### Work to be completed
In this data, count the lines in which "multimediali" appears and give only that number.

START Records supplied

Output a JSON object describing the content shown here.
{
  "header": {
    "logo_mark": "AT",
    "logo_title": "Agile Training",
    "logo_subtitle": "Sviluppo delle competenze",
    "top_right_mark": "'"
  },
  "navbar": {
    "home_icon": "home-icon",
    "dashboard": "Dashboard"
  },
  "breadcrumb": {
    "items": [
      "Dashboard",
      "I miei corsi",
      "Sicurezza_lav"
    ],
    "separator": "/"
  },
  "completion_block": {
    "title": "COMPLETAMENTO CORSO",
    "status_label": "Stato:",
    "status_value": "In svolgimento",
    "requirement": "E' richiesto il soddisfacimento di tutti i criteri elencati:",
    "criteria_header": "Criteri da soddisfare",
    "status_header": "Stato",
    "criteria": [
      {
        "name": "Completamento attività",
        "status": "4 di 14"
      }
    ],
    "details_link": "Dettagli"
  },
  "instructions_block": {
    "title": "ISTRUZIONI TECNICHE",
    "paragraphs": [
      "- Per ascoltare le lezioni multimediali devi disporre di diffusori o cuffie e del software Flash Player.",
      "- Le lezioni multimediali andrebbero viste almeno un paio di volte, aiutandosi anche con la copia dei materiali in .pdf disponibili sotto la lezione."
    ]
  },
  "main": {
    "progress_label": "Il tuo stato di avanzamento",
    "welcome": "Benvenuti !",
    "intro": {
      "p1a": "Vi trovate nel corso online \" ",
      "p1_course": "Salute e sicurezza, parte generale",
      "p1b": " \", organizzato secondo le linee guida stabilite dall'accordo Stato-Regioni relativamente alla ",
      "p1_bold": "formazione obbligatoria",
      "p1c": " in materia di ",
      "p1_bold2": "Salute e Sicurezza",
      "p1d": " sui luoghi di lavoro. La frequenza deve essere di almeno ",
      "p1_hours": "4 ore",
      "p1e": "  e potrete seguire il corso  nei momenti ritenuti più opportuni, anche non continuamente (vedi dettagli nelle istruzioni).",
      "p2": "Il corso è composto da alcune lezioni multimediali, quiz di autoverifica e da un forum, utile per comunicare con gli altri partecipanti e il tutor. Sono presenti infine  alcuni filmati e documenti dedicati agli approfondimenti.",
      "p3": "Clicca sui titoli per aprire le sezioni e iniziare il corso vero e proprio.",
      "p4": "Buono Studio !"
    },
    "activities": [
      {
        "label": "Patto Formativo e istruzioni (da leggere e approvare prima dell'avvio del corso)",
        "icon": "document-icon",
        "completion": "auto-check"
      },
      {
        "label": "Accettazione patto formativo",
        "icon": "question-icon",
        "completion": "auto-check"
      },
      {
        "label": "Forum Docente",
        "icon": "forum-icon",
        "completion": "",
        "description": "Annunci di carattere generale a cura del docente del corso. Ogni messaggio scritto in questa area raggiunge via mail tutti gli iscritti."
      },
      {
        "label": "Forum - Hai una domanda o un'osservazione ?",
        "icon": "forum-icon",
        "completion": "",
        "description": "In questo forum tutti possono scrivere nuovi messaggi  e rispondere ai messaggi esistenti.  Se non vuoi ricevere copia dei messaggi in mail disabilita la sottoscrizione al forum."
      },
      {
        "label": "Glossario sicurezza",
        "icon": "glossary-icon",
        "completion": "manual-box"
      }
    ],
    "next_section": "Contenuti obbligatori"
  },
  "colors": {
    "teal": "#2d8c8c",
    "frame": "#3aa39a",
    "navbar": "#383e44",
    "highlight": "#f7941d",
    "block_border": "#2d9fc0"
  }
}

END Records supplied
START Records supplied

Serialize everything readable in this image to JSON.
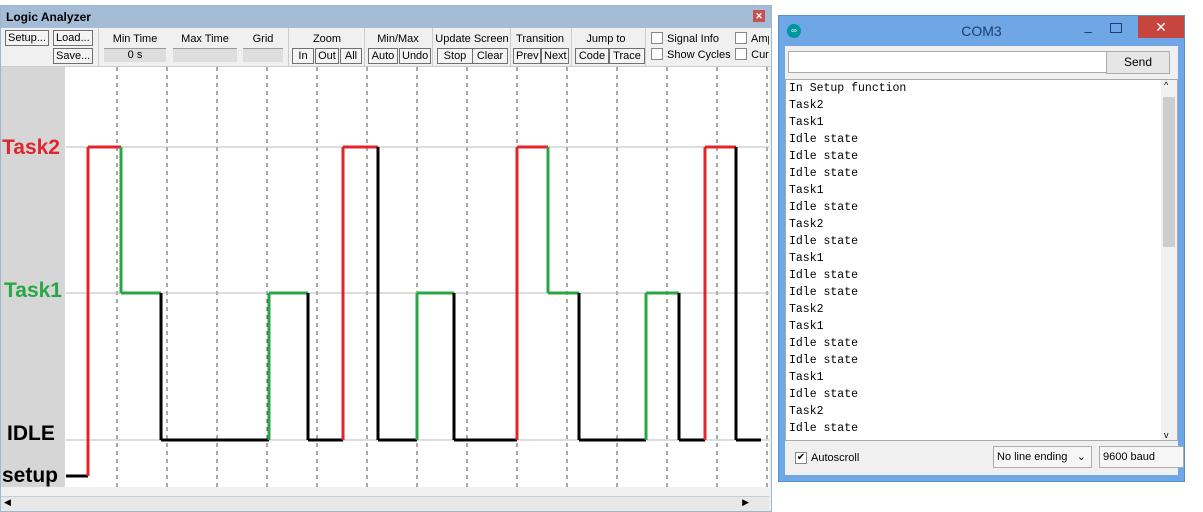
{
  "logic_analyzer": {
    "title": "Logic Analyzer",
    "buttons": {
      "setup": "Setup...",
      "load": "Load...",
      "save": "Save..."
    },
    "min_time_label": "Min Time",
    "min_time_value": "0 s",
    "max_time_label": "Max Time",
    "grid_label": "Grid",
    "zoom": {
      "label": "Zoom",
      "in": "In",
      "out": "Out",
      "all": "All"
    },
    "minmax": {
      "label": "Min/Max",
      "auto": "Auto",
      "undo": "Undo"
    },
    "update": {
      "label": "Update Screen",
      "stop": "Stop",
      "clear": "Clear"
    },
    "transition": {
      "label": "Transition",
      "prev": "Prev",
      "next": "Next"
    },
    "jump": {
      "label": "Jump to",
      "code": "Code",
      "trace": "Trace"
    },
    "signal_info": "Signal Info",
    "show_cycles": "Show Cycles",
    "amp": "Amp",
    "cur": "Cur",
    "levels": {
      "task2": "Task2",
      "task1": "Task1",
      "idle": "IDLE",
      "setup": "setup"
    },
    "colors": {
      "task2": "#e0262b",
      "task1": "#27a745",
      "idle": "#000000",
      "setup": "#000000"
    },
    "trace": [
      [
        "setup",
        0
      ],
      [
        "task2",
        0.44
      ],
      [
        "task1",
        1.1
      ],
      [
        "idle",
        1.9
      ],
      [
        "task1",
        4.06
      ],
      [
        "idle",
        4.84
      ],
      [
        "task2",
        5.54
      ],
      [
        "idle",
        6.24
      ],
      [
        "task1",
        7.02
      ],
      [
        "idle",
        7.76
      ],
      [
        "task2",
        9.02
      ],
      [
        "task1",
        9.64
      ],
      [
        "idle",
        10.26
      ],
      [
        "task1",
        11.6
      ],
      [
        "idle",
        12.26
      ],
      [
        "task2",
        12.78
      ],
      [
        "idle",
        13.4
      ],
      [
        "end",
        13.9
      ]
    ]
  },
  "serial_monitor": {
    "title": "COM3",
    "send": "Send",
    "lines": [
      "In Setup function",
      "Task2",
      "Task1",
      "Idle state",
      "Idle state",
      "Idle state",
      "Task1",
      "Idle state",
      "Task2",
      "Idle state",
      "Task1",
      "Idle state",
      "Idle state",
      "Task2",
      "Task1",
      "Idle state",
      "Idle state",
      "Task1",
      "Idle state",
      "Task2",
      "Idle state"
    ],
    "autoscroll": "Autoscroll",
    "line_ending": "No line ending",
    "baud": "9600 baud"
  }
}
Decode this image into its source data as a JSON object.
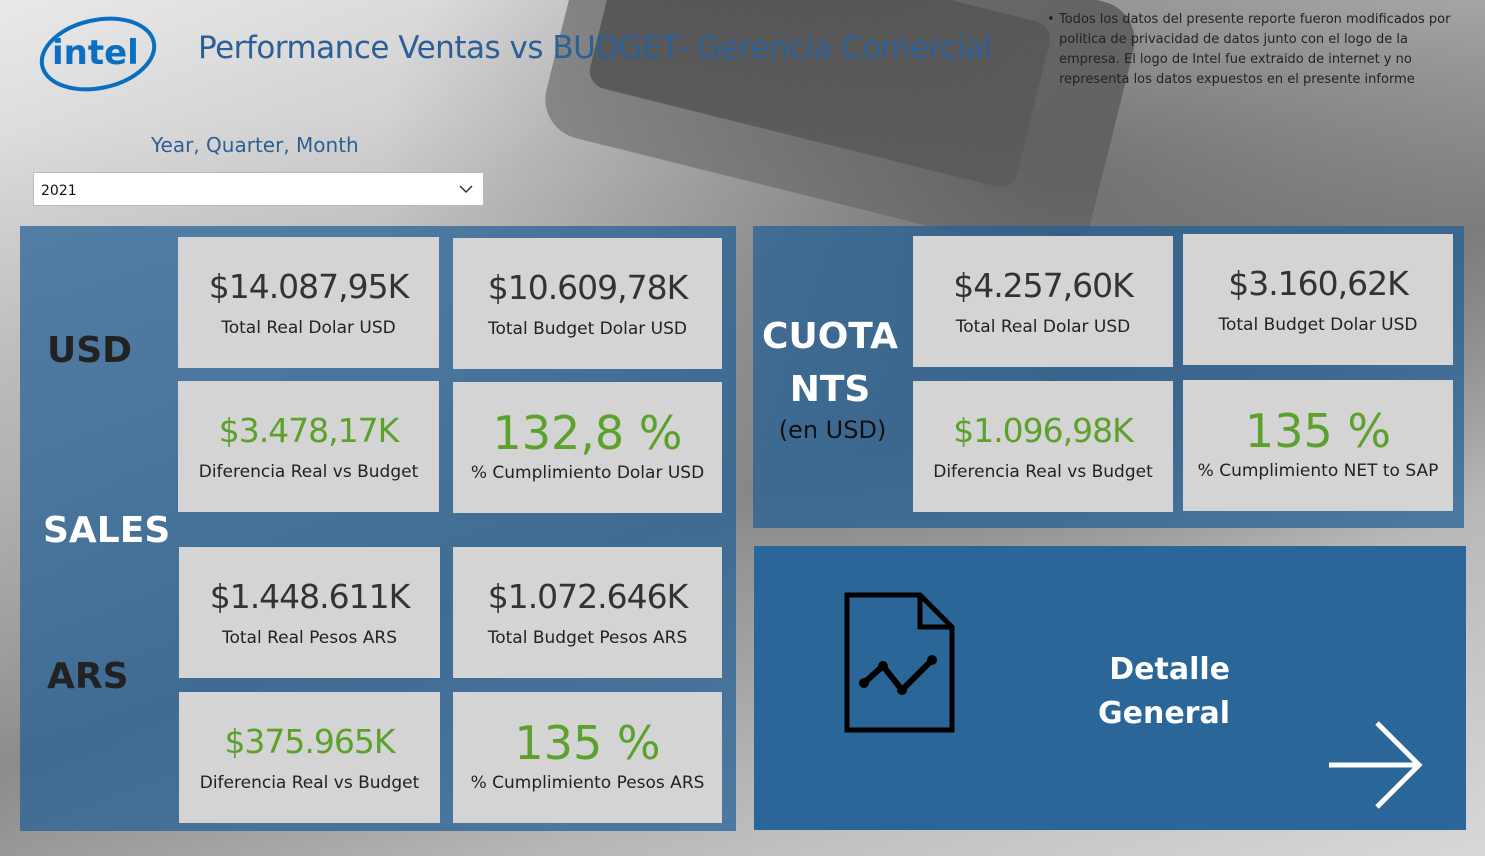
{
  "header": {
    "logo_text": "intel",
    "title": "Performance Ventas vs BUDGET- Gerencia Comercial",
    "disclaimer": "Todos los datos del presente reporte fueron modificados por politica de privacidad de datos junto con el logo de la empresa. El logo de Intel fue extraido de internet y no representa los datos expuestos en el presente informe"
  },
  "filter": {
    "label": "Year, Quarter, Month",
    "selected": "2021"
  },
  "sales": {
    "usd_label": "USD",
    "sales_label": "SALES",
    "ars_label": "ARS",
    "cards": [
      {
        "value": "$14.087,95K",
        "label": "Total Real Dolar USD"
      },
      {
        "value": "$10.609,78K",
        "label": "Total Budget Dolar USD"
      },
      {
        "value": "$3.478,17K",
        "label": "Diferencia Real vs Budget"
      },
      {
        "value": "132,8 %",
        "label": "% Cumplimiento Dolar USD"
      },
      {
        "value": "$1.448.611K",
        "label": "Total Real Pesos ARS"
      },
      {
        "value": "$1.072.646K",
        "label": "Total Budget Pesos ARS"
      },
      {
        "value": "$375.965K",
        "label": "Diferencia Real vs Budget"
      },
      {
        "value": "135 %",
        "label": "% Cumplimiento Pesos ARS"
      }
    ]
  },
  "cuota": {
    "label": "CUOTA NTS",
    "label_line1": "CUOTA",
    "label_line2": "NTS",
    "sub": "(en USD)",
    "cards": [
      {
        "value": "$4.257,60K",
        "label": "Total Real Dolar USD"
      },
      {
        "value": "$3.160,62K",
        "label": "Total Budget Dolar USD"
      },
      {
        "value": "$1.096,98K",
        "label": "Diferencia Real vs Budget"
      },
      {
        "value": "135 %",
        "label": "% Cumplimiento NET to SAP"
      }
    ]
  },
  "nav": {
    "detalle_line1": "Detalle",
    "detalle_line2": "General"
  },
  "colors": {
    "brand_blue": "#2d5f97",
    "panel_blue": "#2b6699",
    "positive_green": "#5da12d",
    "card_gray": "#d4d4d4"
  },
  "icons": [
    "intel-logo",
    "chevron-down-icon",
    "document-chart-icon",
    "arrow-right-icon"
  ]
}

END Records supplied
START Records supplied

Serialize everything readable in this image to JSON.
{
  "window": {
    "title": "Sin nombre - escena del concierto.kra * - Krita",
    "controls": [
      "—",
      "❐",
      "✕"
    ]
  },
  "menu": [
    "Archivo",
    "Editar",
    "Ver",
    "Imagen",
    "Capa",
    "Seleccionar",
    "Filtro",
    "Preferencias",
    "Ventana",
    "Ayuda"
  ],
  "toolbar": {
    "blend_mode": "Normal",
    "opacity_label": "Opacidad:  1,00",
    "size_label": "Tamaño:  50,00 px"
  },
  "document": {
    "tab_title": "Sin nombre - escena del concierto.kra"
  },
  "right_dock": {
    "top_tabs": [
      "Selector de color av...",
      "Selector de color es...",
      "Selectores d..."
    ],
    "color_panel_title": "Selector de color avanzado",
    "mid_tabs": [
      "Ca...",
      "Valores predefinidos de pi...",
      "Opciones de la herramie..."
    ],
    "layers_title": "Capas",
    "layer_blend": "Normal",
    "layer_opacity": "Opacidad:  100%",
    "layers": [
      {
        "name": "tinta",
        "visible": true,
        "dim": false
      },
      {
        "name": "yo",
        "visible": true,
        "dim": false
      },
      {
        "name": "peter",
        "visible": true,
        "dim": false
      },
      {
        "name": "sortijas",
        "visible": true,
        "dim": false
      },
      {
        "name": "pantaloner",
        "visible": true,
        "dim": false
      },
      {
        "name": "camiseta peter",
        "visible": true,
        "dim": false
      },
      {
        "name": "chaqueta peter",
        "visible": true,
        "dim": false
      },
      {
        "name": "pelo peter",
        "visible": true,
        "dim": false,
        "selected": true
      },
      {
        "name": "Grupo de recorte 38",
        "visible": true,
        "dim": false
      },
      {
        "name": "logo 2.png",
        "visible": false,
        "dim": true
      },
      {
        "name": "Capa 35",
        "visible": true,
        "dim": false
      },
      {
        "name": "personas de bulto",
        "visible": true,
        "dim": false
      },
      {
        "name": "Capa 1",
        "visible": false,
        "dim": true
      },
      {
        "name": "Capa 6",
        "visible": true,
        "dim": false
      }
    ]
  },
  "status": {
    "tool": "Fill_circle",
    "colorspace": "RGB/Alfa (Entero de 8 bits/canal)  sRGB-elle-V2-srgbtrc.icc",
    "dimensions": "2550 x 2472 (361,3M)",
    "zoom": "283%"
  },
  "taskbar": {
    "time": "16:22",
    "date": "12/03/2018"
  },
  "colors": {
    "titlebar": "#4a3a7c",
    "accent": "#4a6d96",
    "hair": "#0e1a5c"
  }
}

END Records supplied

### Solution
3